### [Directions]
The lines you return must be all those in the data that hold the string "expanded".
========
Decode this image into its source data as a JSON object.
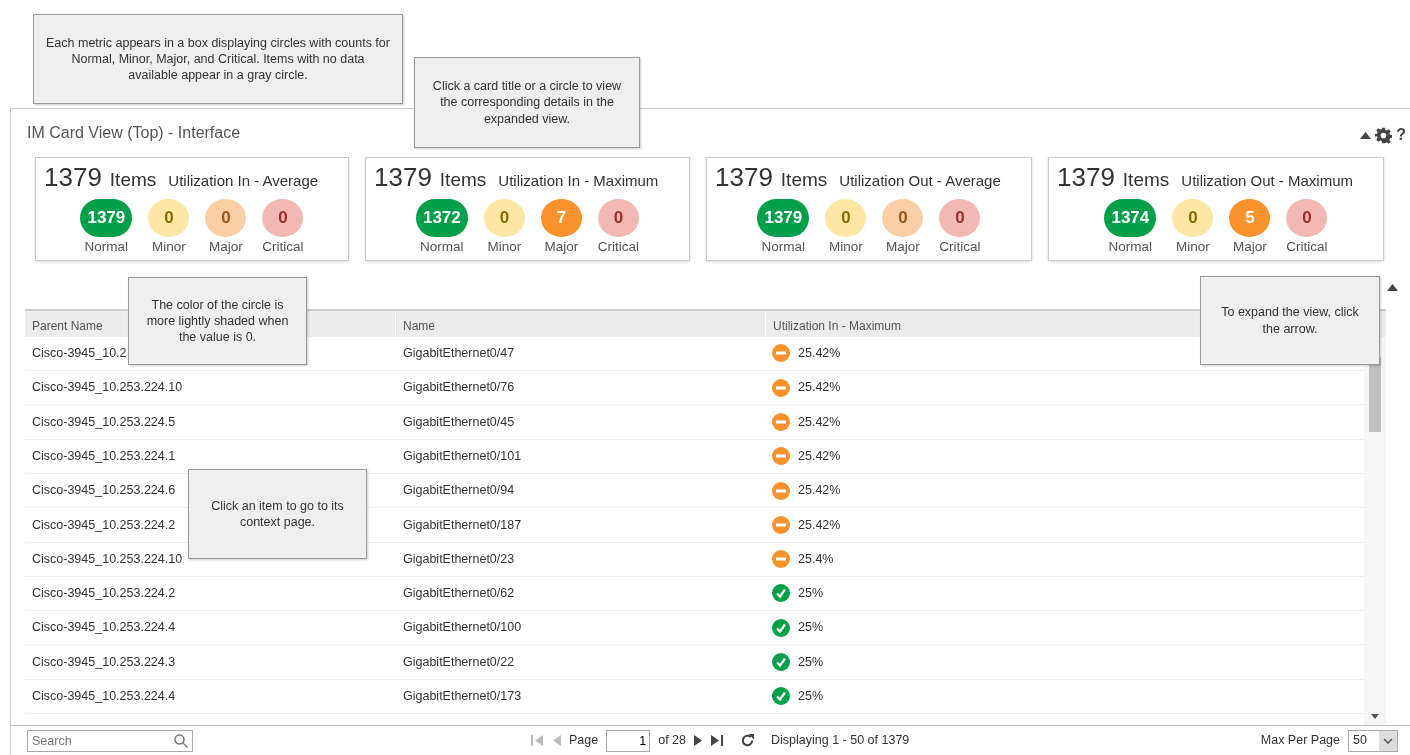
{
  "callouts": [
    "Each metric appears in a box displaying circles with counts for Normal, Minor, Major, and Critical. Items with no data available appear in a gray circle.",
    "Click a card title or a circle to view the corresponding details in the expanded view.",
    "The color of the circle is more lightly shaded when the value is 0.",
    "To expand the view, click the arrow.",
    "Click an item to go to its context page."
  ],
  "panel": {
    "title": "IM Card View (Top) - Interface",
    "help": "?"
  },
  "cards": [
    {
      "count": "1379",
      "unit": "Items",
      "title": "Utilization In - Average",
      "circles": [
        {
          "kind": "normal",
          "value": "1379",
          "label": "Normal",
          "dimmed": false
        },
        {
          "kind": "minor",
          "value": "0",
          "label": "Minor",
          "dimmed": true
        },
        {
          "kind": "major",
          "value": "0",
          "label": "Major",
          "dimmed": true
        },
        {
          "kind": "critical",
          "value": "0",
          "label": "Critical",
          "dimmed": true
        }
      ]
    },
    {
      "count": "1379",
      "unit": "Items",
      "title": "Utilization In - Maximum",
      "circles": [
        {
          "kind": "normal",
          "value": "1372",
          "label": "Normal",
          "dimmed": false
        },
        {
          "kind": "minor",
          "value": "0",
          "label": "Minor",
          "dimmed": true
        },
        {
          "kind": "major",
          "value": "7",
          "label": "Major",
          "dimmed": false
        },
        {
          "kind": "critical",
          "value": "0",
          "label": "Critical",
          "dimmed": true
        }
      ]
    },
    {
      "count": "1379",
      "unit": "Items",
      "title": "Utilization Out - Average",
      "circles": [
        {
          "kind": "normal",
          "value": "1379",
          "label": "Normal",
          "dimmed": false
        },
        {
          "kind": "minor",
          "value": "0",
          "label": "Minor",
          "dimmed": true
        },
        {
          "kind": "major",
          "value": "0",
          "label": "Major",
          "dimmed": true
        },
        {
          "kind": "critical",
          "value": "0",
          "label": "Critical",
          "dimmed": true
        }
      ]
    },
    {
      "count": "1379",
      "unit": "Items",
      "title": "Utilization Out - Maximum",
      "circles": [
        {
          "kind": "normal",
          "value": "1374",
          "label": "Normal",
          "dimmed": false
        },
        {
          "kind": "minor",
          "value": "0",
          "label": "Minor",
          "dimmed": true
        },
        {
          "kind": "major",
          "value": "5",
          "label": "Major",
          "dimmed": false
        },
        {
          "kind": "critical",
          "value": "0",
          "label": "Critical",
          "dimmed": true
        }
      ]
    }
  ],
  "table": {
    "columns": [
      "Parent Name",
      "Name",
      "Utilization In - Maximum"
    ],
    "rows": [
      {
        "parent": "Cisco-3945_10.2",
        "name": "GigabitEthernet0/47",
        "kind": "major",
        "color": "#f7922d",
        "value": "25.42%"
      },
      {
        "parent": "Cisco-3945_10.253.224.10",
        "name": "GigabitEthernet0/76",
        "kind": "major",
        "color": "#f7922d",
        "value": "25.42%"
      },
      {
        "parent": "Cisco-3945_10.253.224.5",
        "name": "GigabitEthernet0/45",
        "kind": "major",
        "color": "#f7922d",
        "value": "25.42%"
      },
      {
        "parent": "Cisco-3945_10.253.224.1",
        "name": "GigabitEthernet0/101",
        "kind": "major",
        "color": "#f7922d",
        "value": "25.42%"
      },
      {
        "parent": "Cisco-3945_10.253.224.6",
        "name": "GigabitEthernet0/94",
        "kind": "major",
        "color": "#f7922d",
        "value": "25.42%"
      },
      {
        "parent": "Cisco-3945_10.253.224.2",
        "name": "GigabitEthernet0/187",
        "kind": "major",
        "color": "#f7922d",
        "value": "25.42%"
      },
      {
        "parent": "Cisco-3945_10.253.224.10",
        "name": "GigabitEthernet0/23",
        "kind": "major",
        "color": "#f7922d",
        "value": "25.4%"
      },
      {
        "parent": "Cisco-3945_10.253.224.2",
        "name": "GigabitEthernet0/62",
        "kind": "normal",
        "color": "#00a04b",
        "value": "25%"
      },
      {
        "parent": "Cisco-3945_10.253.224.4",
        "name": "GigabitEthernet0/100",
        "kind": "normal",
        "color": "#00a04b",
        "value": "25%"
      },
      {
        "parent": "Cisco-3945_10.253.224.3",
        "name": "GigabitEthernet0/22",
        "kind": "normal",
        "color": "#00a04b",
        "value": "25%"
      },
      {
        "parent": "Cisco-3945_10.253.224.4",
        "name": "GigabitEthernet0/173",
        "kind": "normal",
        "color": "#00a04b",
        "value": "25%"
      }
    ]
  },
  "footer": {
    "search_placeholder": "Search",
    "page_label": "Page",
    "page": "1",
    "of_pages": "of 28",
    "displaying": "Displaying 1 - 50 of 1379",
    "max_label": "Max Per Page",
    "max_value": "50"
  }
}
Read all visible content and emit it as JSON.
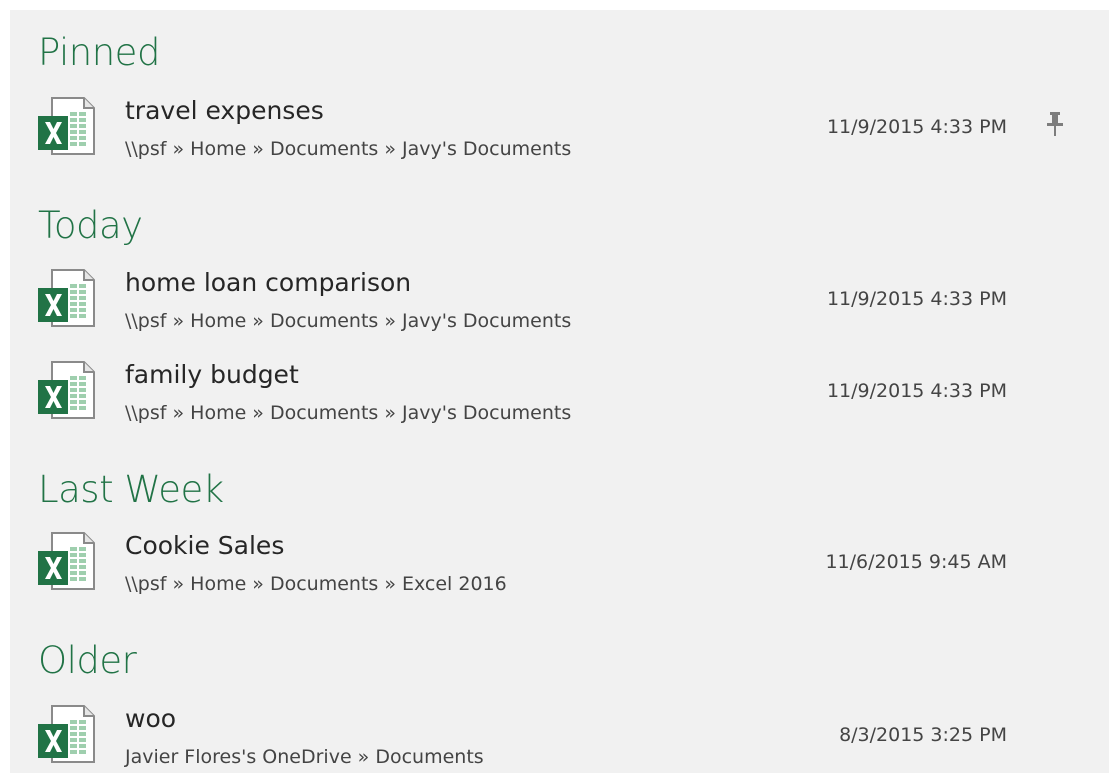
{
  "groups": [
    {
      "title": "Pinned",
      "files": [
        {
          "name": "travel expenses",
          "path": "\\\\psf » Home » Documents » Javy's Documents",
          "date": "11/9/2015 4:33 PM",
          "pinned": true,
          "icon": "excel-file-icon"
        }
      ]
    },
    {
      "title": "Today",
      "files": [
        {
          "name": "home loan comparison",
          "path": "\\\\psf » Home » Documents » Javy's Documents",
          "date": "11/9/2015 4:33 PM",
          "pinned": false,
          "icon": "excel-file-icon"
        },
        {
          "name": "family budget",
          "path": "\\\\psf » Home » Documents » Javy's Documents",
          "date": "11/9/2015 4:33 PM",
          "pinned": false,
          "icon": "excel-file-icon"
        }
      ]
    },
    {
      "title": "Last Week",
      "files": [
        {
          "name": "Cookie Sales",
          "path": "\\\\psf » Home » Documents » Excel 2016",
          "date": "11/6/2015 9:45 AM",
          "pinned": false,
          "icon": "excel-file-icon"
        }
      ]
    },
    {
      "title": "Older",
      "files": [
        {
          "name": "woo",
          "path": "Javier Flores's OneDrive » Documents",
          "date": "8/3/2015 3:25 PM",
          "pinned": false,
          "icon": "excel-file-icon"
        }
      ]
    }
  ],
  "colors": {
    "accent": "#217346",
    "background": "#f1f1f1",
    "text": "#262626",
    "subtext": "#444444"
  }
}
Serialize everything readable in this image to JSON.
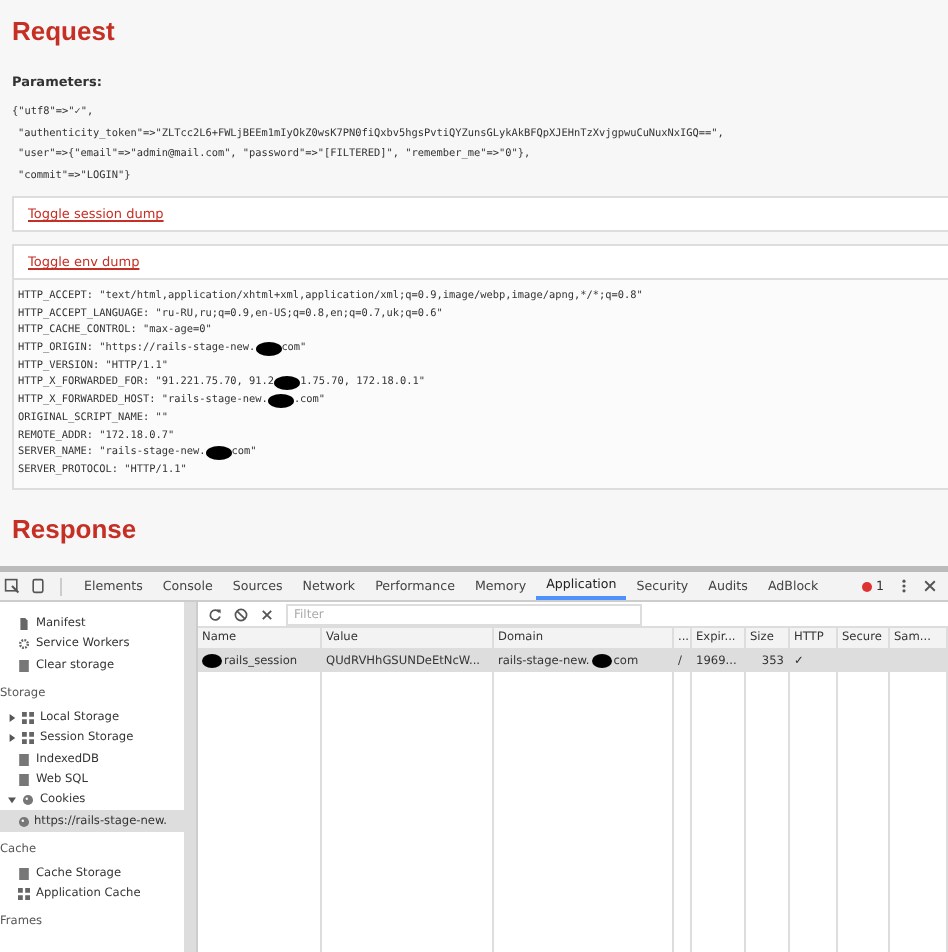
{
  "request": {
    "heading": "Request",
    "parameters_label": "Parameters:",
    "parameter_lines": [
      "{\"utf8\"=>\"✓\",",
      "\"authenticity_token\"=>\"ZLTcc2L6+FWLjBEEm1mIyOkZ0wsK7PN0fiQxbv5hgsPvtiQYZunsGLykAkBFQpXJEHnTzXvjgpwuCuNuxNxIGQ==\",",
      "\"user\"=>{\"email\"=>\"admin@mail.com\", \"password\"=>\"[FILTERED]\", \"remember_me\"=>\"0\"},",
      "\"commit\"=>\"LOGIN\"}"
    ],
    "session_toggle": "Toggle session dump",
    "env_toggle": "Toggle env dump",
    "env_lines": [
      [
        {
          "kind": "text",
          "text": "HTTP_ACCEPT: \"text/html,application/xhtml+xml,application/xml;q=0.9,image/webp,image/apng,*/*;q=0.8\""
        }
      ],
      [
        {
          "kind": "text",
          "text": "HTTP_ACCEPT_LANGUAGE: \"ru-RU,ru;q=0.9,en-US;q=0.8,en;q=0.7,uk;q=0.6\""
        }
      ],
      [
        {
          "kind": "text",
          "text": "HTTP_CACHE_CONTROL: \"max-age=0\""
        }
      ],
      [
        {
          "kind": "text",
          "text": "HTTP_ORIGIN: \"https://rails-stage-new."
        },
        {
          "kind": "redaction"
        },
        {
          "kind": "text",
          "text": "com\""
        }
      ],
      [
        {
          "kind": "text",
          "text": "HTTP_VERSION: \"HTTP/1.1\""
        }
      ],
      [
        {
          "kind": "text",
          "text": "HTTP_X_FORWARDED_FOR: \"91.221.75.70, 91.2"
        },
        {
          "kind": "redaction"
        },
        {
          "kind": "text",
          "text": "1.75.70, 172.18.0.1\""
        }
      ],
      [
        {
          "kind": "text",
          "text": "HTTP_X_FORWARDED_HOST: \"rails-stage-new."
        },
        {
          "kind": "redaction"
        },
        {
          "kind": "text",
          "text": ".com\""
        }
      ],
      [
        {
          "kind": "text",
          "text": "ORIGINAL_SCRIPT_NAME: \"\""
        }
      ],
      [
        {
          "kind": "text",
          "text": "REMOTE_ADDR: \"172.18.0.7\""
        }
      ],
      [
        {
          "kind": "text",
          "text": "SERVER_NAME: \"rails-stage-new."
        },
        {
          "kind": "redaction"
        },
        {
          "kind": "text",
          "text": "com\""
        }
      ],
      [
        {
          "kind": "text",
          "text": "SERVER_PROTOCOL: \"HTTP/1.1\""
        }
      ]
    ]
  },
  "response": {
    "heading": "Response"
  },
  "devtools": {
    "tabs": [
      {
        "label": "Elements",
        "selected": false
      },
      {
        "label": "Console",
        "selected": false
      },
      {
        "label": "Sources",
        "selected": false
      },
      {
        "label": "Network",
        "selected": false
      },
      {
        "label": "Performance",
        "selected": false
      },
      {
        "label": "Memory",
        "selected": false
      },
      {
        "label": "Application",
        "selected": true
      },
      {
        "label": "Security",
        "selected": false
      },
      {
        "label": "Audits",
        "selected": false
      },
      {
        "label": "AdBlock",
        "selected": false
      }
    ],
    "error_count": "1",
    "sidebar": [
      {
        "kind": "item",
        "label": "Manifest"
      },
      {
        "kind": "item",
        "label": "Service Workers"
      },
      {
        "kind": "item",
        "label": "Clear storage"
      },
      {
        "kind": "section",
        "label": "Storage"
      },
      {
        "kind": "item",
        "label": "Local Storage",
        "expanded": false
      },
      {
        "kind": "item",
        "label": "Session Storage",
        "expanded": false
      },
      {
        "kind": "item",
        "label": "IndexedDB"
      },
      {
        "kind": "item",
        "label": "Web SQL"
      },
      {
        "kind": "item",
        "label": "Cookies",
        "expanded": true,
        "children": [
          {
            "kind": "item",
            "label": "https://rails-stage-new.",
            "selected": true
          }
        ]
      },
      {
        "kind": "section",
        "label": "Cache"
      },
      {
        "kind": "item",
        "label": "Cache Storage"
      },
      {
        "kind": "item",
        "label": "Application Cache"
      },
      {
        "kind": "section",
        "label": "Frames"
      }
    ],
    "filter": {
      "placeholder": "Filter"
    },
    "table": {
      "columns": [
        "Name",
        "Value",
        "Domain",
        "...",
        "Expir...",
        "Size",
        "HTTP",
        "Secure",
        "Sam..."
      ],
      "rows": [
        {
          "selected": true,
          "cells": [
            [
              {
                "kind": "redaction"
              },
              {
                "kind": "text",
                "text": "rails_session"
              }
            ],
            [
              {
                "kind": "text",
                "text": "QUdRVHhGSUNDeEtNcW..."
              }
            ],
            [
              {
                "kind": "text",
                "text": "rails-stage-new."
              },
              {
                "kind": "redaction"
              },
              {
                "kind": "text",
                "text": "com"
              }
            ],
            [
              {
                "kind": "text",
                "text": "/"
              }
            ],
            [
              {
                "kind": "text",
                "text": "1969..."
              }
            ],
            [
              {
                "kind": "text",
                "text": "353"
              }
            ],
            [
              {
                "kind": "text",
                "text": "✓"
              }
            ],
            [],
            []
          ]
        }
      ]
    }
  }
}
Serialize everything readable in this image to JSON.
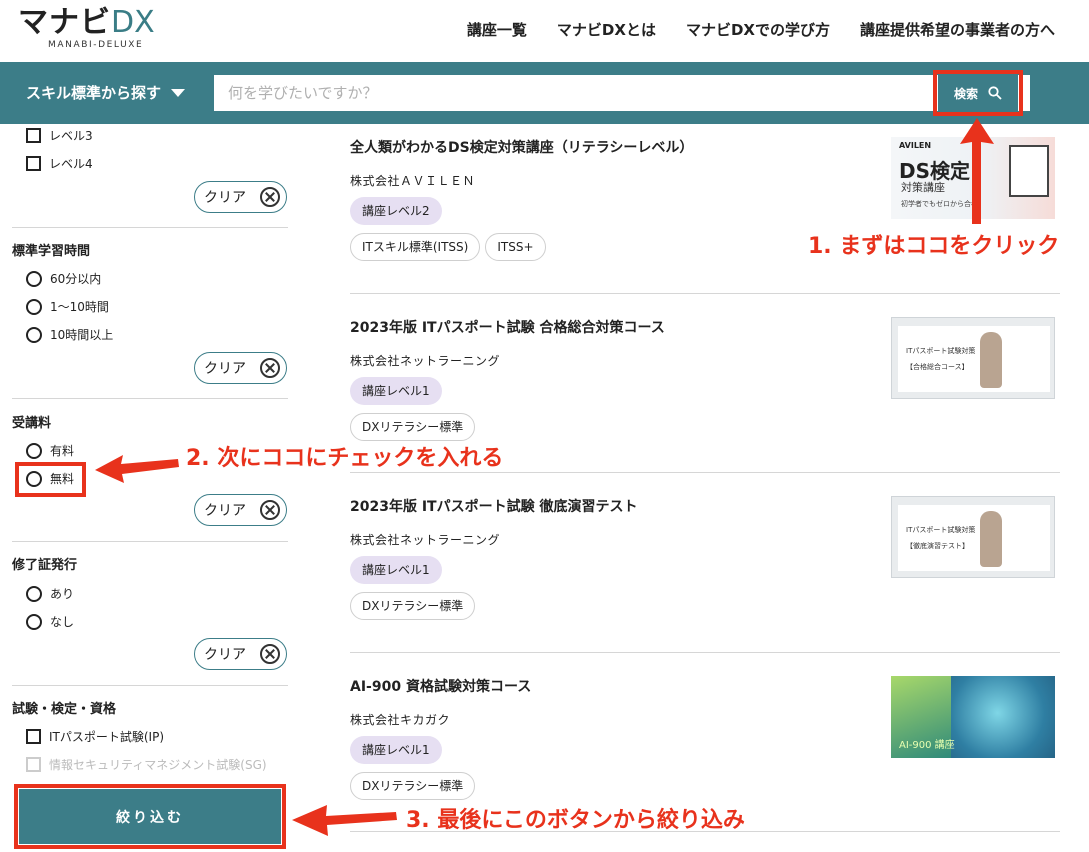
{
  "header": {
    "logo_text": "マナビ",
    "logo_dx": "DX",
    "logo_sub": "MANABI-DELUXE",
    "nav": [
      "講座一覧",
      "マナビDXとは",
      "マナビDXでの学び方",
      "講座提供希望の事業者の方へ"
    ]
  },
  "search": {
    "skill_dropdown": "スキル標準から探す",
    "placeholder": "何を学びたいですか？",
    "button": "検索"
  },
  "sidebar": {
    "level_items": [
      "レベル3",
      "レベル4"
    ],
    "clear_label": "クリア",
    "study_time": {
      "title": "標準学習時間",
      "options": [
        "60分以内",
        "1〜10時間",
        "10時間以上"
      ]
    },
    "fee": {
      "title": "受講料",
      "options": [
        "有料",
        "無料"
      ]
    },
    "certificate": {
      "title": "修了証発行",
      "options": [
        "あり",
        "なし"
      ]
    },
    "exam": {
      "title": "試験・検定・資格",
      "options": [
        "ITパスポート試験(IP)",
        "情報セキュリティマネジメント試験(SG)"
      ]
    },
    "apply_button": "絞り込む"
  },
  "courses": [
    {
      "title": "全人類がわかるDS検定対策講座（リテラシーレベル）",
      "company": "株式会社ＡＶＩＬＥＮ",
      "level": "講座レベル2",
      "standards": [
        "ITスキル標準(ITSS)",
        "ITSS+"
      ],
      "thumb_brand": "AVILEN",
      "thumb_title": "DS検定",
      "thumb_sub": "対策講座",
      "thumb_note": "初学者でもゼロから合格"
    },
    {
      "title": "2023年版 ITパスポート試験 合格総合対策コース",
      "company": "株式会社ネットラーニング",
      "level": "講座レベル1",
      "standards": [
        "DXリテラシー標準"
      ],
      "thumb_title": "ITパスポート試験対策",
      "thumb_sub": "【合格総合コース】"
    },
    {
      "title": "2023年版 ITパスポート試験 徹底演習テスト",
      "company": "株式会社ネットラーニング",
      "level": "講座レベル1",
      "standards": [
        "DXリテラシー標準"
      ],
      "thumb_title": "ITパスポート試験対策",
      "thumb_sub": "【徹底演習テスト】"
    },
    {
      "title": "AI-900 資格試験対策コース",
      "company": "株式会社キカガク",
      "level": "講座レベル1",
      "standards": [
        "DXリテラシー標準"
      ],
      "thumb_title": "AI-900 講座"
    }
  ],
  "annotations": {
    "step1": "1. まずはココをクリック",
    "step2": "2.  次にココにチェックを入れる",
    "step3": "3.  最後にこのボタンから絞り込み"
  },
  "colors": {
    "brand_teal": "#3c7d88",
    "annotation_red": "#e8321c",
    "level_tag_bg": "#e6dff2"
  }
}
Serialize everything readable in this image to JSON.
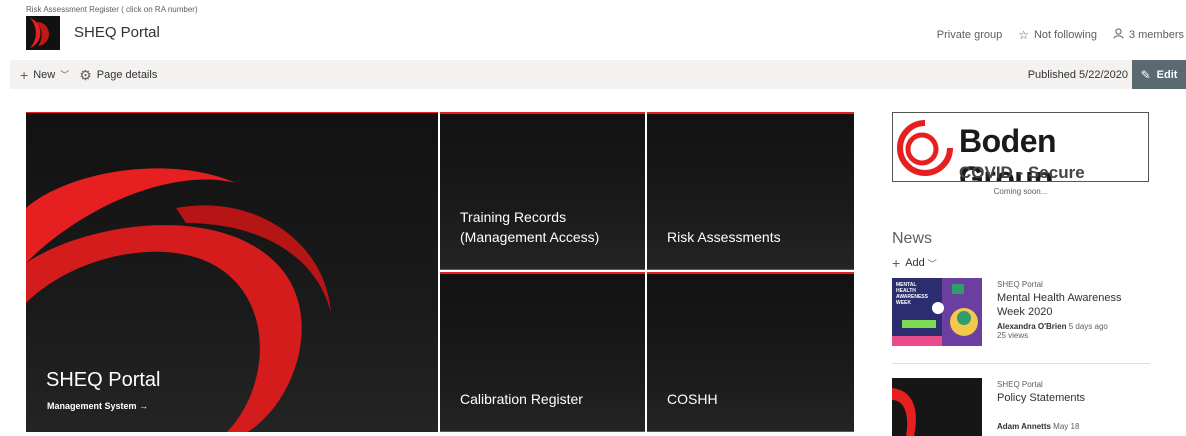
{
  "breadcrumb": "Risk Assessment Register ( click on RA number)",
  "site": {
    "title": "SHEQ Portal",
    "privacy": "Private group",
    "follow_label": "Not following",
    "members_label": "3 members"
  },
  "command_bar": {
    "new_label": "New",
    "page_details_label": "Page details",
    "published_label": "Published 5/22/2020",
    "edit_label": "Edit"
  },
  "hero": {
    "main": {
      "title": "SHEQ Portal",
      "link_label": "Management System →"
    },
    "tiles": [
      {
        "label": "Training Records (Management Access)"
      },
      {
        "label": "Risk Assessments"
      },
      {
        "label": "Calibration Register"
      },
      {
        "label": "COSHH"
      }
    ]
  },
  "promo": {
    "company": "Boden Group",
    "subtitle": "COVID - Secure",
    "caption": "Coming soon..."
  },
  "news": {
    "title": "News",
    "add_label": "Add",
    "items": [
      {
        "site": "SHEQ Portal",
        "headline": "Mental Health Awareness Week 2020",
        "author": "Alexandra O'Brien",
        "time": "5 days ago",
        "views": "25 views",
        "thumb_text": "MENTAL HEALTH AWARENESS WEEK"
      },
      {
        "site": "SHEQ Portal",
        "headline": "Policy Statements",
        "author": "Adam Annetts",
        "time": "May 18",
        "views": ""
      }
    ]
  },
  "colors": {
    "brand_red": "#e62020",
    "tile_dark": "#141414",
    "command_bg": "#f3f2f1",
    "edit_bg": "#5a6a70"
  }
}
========
### [Reply to the task]
    "Click a card title or a circle to view the corresponding details in the expanded view.",
        "expanded": false
        "expanded": false
        "expanded": true,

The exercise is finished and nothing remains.